Data records for software interfaces

======

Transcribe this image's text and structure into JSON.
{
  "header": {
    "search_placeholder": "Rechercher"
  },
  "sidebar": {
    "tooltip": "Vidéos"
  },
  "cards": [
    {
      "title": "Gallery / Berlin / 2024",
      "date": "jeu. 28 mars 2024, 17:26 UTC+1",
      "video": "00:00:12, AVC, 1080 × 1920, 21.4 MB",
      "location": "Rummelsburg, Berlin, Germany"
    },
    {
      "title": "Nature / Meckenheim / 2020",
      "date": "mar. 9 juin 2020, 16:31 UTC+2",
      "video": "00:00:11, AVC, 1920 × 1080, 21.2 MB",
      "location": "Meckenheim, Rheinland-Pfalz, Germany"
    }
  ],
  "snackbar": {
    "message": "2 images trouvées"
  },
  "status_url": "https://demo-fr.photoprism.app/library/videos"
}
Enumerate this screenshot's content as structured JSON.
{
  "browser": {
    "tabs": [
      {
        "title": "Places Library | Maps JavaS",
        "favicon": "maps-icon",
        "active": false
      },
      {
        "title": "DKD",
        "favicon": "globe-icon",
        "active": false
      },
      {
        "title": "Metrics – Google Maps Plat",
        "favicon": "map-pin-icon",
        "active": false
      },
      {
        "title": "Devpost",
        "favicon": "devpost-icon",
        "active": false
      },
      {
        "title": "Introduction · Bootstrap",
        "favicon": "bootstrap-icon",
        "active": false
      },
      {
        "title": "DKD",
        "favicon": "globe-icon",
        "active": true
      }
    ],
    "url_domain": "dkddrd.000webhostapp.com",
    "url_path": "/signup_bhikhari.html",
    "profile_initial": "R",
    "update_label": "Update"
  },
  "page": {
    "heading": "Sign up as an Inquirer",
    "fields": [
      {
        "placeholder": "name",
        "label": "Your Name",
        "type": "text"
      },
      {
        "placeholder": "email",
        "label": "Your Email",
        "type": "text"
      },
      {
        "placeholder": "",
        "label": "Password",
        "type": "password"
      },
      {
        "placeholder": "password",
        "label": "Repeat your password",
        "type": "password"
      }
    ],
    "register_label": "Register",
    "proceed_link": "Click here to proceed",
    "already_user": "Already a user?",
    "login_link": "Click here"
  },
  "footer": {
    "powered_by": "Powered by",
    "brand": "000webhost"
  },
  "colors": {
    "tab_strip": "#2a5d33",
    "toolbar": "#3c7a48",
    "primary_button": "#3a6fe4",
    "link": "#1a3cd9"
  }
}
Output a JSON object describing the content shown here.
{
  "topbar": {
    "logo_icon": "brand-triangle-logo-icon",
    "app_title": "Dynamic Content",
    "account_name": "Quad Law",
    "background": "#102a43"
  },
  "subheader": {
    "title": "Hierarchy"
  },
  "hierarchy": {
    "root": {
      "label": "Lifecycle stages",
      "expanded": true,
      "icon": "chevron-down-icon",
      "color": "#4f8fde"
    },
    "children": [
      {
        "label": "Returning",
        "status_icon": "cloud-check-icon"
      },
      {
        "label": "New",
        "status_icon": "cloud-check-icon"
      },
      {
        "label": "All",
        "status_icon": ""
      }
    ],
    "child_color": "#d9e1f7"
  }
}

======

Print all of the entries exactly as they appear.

Transcribe this image's text and structure into JSON.
{
  "header": {
    "search_placeholder": "Rechercher"
  },
  "sidebar": {
    "tooltip": "Vidéos"
  },
  "cards": [
    {
      "title": "Gallery / Berlin / 2024",
      "date": "jeu. 28 mars 2024, 17:26 UTC+1",
      "video": "00:00:12, AVC, 1080 × 1920, 21.4 MB",
      "location": "Rummelsburg, Berlin, Germany"
    },
    {
      "title": "Nature / Meckenheim / 2020",
      "date": "mar. 9 juin 2020, 16:31 UTC+2",
      "video": "00:00:11, AVC, 1920 × 1080, 21.2 MB",
      "location": "Meckenheim, Rheinland-Pfalz, Germany"
    }
  ],
  "snackbar": {
    "message": "2 images trouvées"
  },
  "status_url": "https://demo-fr.photoprism.app/library/videos"
}
Enumerate this screenshot's content as structured JSON.
{
  "browser": {
    "tabs": [
      {
        "title": "Places Library | Maps JavaS",
        "favicon": "maps-icon",
        "active": false
      },
      {
        "title": "DKD",
        "favicon": "globe-icon",
        "active": false
      },
      {
        "title": "Metrics – Google Maps Plat",
        "favicon": "map-pin-icon",
        "active": false
      },
      {
        "title": "Devpost",
        "favicon": "devpost-icon",
        "active": false
      },
      {
        "title": "Introduction · Bootstrap",
        "favicon": "bootstrap-icon",
        "active": false
      },
      {
        "title": "DKD",
        "favicon": "globe-icon",
        "active": true
      }
    ],
    "url_domain": "dkddrd.000webhostapp.com",
    "url_path": "/signup_bhikhari.html",
    "profile_initial": "R",
    "update_label": "Update"
  },
  "page": {
    "heading": "Sign up as an Inquirer",
    "fields": [
      {
        "placeholder": "name",
        "label": "Your Name",
        "type": "text"
      },
      {
        "placeholder": "email",
        "label": "Your Email",
        "type": "text"
      },
      {
        "placeholder": "",
        "label": "Password",
        "type": "password"
      },
      {
        "placeholder": "password",
        "label": "Repeat your password",
        "type": "password"
      }
    ],
    "register_label": "Register",
    "proceed_link": "Click here to proceed",
    "already_user": "Already a user?",
    "login_link": "Click here"
  },
  "footer": {
    "powered_by": "Powered by",
    "brand": "000webhost"
  },
  "colors": {
    "tab_strip": "#2a5d33",
    "toolbar": "#3c7a48",
    "primary_button": "#3a6fe4",
    "link": "#1a3cd9"
  }
}
Output a JSON object describing the content shown here.
{
  "topbar": {
    "logo_icon": "brand-triangle-logo-icon",
    "app_title": "Dynamic Content",
    "account_name": "Quad Law",
    "background": "#102a43"
  },
  "subheader": {
    "title": "Hierarchy"
  },
  "hierarchy": {
    "root": {
      "label": "Lifecycle stages",
      "expanded": true,
      "icon": "chevron-down-icon",
      "color": "#4f8fde"
    },
    "children": [
      {
        "label": "Returning",
        "status_icon": "cloud-check-icon"
      },
      {
        "label": "New",
        "status_icon": "cloud-check-icon"
      },
      {
        "label": "All",
        "status_icon": ""
      }
    ],
    "child_color": "#d9e1f7"
  }
}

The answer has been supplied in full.